Dataset extract: Begin

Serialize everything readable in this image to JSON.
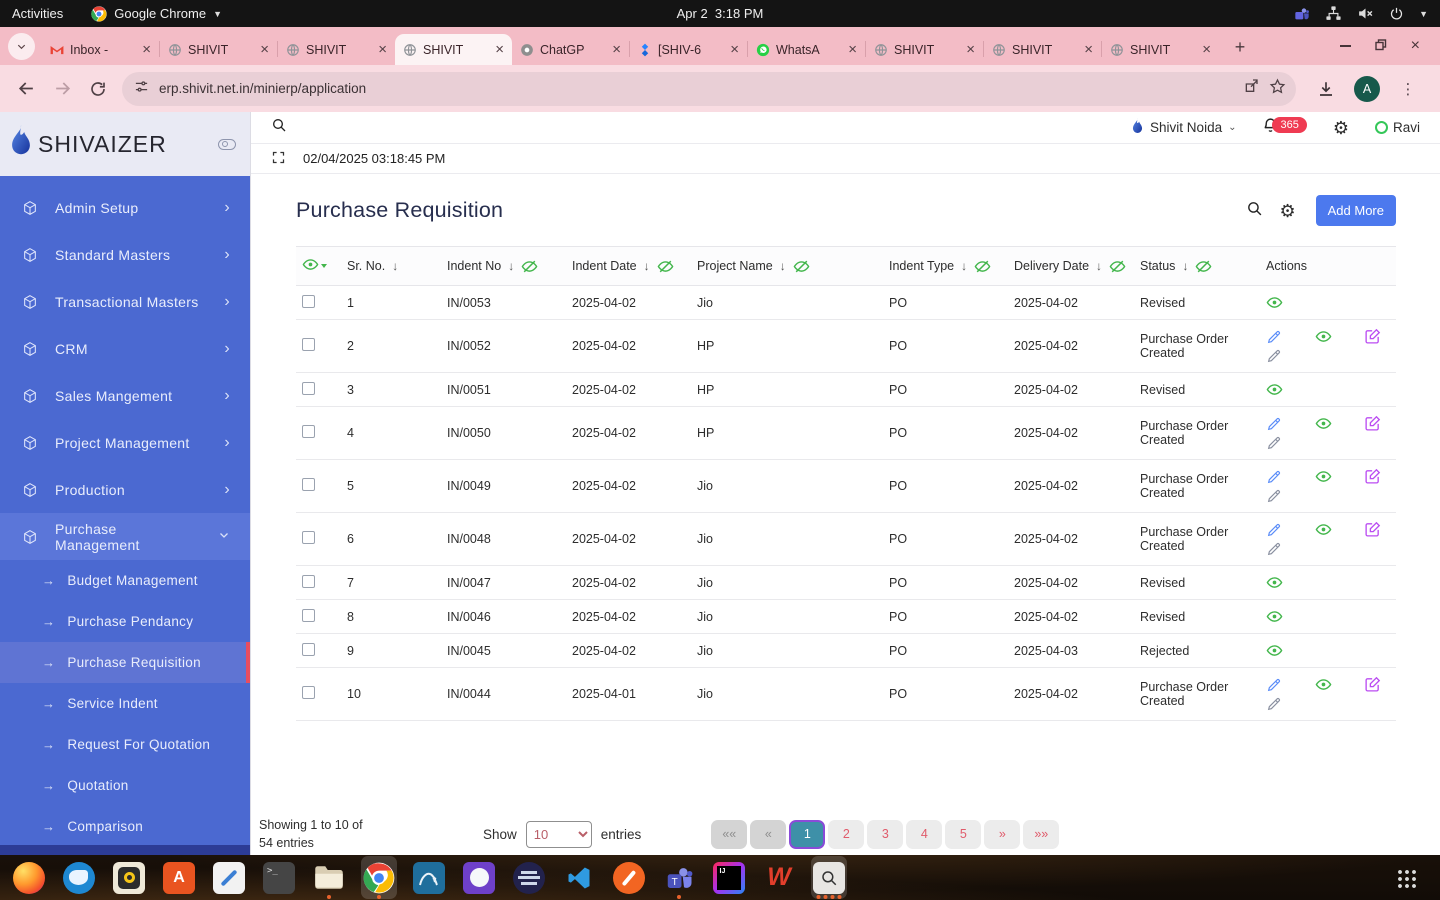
{
  "system_bar": {
    "activities": "Activities",
    "app_name": "Google Chrome",
    "clock": "Apr 2  3:18 PM",
    "tray_icons": [
      "teams-icon",
      "network-icon",
      "volume-muted-icon",
      "power-icon",
      "chevron-down-icon"
    ]
  },
  "browser": {
    "tabs": [
      {
        "label": "Inbox -",
        "icon": "gmail-icon",
        "active": false
      },
      {
        "label": "SHIVIT",
        "icon": "globe-icon",
        "active": false
      },
      {
        "label": "SHIVIT",
        "icon": "globe-icon",
        "active": false
      },
      {
        "label": "SHIVIT",
        "icon": "globe-icon",
        "active": true
      },
      {
        "label": "ChatGP",
        "icon": "chatgpt-icon",
        "active": false
      },
      {
        "label": "[SHIV-6",
        "icon": "jira-icon",
        "active": false
      },
      {
        "label": "WhatsA",
        "icon": "whatsapp-icon",
        "active": false
      },
      {
        "label": "SHIVIT",
        "icon": "globe-icon",
        "active": false
      },
      {
        "label": "SHIVIT",
        "icon": "globe-icon",
        "active": false
      },
      {
        "label": "SHIVIT",
        "icon": "globe-icon",
        "active": false
      }
    ],
    "url": "erp.shivit.net.in/minierp/application",
    "avatar_letter": "A"
  },
  "sidebar": {
    "brand": "SHIVAIZER",
    "items": [
      {
        "label": "Admin Setup",
        "expanded": false
      },
      {
        "label": "Standard Masters",
        "expanded": false
      },
      {
        "label": "Transactional Masters",
        "expanded": false
      },
      {
        "label": "CRM",
        "expanded": false
      },
      {
        "label": "Sales Mangement",
        "expanded": false
      },
      {
        "label": "Project Management",
        "expanded": false
      },
      {
        "label": "Production",
        "expanded": false
      },
      {
        "label": "Purchase Management",
        "expanded": true
      }
    ],
    "submenu": [
      {
        "label": "Budget Management",
        "active": false
      },
      {
        "label": "Purchase Pendancy",
        "active": false
      },
      {
        "label": "Purchase Requisition",
        "active": true
      },
      {
        "label": "Service Indent",
        "active": false
      },
      {
        "label": "Request For Quotation",
        "active": false
      },
      {
        "label": "Quotation",
        "active": false
      },
      {
        "label": "Comparison",
        "active": false
      }
    ]
  },
  "app_header": {
    "datetime": "02/04/2025 03:18:45 PM",
    "company": "Shivit Noida",
    "notification_count": "365",
    "user": "Ravi"
  },
  "page": {
    "title": "Purchase Requisition",
    "add_more_label": "Add More"
  },
  "table": {
    "columns": [
      {
        "label": "Sr. No.",
        "sort": true,
        "hide": false
      },
      {
        "label": "Indent No",
        "sort": true,
        "hide": true
      },
      {
        "label": "Indent Date",
        "sort": true,
        "hide": true
      },
      {
        "label": "Project Name",
        "sort": true,
        "hide": true
      },
      {
        "label": "Indent Type",
        "sort": true,
        "hide": true
      },
      {
        "label": "Delivery Date",
        "sort": true,
        "hide": true
      },
      {
        "label": "Status",
        "sort": true,
        "hide": true
      },
      {
        "label": "Actions",
        "sort": false,
        "hide": false
      }
    ],
    "rows": [
      {
        "sr": "1",
        "indent_no": "IN/0053",
        "indent_date": "2025-04-02",
        "project": "Jio",
        "type": "PO",
        "delivery": "2025-04-02",
        "status": "Revised",
        "actions": "view"
      },
      {
        "sr": "2",
        "indent_no": "IN/0052",
        "indent_date": "2025-04-02",
        "project": "HP",
        "type": "PO",
        "delivery": "2025-04-02",
        "status": "Purchase Order Created",
        "actions": "full"
      },
      {
        "sr": "3",
        "indent_no": "IN/0051",
        "indent_date": "2025-04-02",
        "project": "HP",
        "type": "PO",
        "delivery": "2025-04-02",
        "status": "Revised",
        "actions": "view"
      },
      {
        "sr": "4",
        "indent_no": "IN/0050",
        "indent_date": "2025-04-02",
        "project": "HP",
        "type": "PO",
        "delivery": "2025-04-02",
        "status": "Purchase Order Created",
        "actions": "full"
      },
      {
        "sr": "5",
        "indent_no": "IN/0049",
        "indent_date": "2025-04-02",
        "project": "Jio",
        "type": "PO",
        "delivery": "2025-04-02",
        "status": "Purchase Order Created",
        "actions": "full"
      },
      {
        "sr": "6",
        "indent_no": "IN/0048",
        "indent_date": "2025-04-02",
        "project": "Jio",
        "type": "PO",
        "delivery": "2025-04-02",
        "status": "Purchase Order Created",
        "actions": "full"
      },
      {
        "sr": "7",
        "indent_no": "IN/0047",
        "indent_date": "2025-04-02",
        "project": "Jio",
        "type": "PO",
        "delivery": "2025-04-02",
        "status": "Revised",
        "actions": "view"
      },
      {
        "sr": "8",
        "indent_no": "IN/0046",
        "indent_date": "2025-04-02",
        "project": "Jio",
        "type": "PO",
        "delivery": "2025-04-02",
        "status": "Revised",
        "actions": "view"
      },
      {
        "sr": "9",
        "indent_no": "IN/0045",
        "indent_date": "2025-04-02",
        "project": "Jio",
        "type": "PO",
        "delivery": "2025-04-03",
        "status": "Rejected",
        "actions": "view"
      },
      {
        "sr": "10",
        "indent_no": "IN/0044",
        "indent_date": "2025-04-01",
        "project": "Jio",
        "type": "PO",
        "delivery": "2025-04-02",
        "status": "Purchase Order Created",
        "actions": "full"
      }
    ]
  },
  "pagination": {
    "summary_line1": "Showing 1 to 10 of",
    "summary_line2": "54 entries",
    "show_label": "Show",
    "entries_label": "entries",
    "page_size": "10",
    "buttons": [
      {
        "label": "««",
        "state": "disabled"
      },
      {
        "label": "«",
        "state": "disabled"
      },
      {
        "label": "1",
        "state": "active"
      },
      {
        "label": "2",
        "state": "normal"
      },
      {
        "label": "3",
        "state": "normal"
      },
      {
        "label": "4",
        "state": "normal"
      },
      {
        "label": "5",
        "state": "normal"
      },
      {
        "label": "»",
        "state": "normal"
      },
      {
        "label": "»»",
        "state": "normal"
      }
    ]
  },
  "dock": {
    "items": [
      {
        "name": "firefox",
        "dots": 0,
        "active": false
      },
      {
        "name": "thunderbird",
        "dots": 0,
        "active": false
      },
      {
        "name": "rhythmbox",
        "dots": 0,
        "active": false
      },
      {
        "name": "ubuntu-software",
        "dots": 0,
        "active": false
      },
      {
        "name": "text-editor",
        "dots": 0,
        "active": false
      },
      {
        "name": "terminal",
        "dots": 0,
        "active": false
      },
      {
        "name": "files",
        "dots": 1,
        "active": false
      },
      {
        "name": "chrome",
        "dots": 1,
        "active": true
      },
      {
        "name": "mysql-workbench",
        "dots": 0,
        "active": false
      },
      {
        "name": "github-desktop",
        "dots": 0,
        "active": false
      },
      {
        "name": "eclipse",
        "dots": 0,
        "active": false
      },
      {
        "name": "vscode",
        "dots": 0,
        "active": false
      },
      {
        "name": "pencil-app",
        "dots": 0,
        "active": false
      },
      {
        "name": "teams",
        "dots": 1,
        "active": false
      },
      {
        "name": "intellij-idea",
        "dots": 0,
        "active": false
      },
      {
        "name": "wps-office",
        "dots": 0,
        "active": false
      },
      {
        "name": "screenshot-tool",
        "dots": 4,
        "active": true
      }
    ]
  },
  "colors": {
    "sidebar_blue": "#4b69d1",
    "sidebar_active_bar": "#e84d60",
    "accent_blue": "#4c79ee",
    "action_green": "#43b64c",
    "action_pencil_blue": "#5a8cf8",
    "action_pencil_grey": "#8a90a0",
    "action_edit_purple": "#bb4df2",
    "badge_red": "#ef3b52",
    "pagination_active_bg": "#3e90a8",
    "pagination_active_border": "#8a4bd8",
    "pagination_number_red": "#e05b6b",
    "chrome_theme_pink": "#f3bcc6"
  }
}
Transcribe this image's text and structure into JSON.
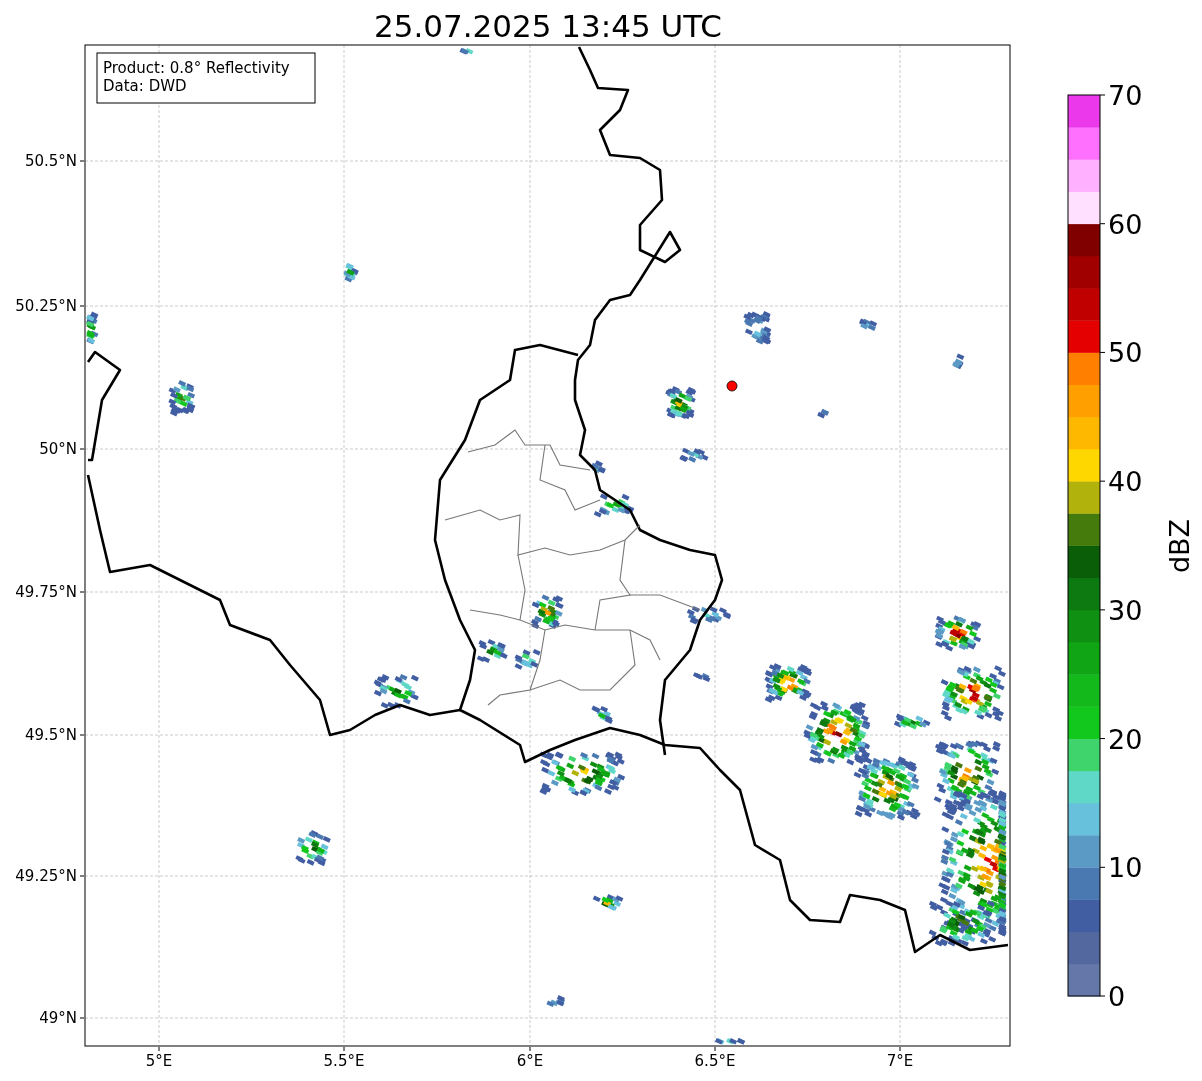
{
  "title": "25.07.2025 13:45 UTC",
  "map": {
    "legend": [
      "Product: 0.8° Reflectivity",
      "Data: DWD"
    ],
    "lat_ticks": [
      "50.5°N",
      "50.25°N",
      "50°N",
      "49.75°N",
      "49.5°N",
      "49.25°N",
      "49°N"
    ],
    "lon_ticks": [
      "5°E",
      "5.5°E",
      "6°E",
      "6.5°E",
      "7°E"
    ]
  },
  "colorbar": {
    "label": "dBZ",
    "ticks": [
      "70",
      "60",
      "50",
      "40",
      "30",
      "20",
      "10",
      "0"
    ],
    "bins": [
      {
        "color": "#6477a8"
      },
      {
        "color": "#5468a0"
      },
      {
        "color": "#425ea3"
      },
      {
        "color": "#4a78b0"
      },
      {
        "color": "#5b9ac4"
      },
      {
        "color": "#68c1dc"
      },
      {
        "color": "#5fd8c8"
      },
      {
        "color": "#3fd46c"
      },
      {
        "color": "#12c81c"
      },
      {
        "color": "#13b81a"
      },
      {
        "color": "#10a514"
      },
      {
        "color": "#0f9012"
      },
      {
        "color": "#0c7a10"
      },
      {
        "color": "#0a5e08"
      },
      {
        "color": "#457a0c"
      },
      {
        "color": "#b1b20c"
      },
      {
        "color": "#ffd700"
      },
      {
        "color": "#ffb800"
      },
      {
        "color": "#ff9f00"
      },
      {
        "color": "#ff8000"
      },
      {
        "color": "#e40000"
      },
      {
        "color": "#c00000"
      },
      {
        "color": "#a00000"
      },
      {
        "color": "#800000"
      },
      {
        "color": "#ffe0ff"
      },
      {
        "color": "#ffb0ff"
      },
      {
        "color": "#ff70ff"
      },
      {
        "color": "#ea38ea"
      }
    ]
  }
}
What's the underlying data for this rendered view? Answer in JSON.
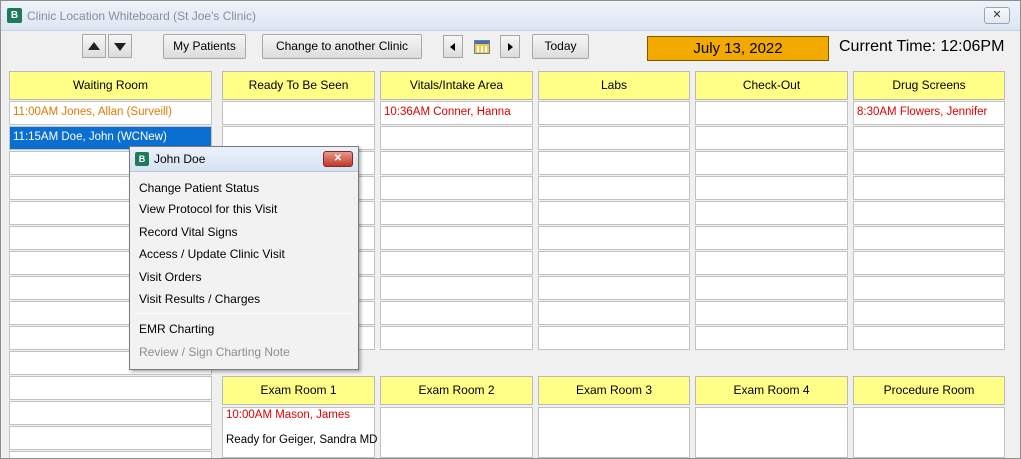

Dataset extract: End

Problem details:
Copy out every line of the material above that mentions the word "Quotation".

Exercise result:
        "label": "Request For Quotation",
        "label": "Quotation",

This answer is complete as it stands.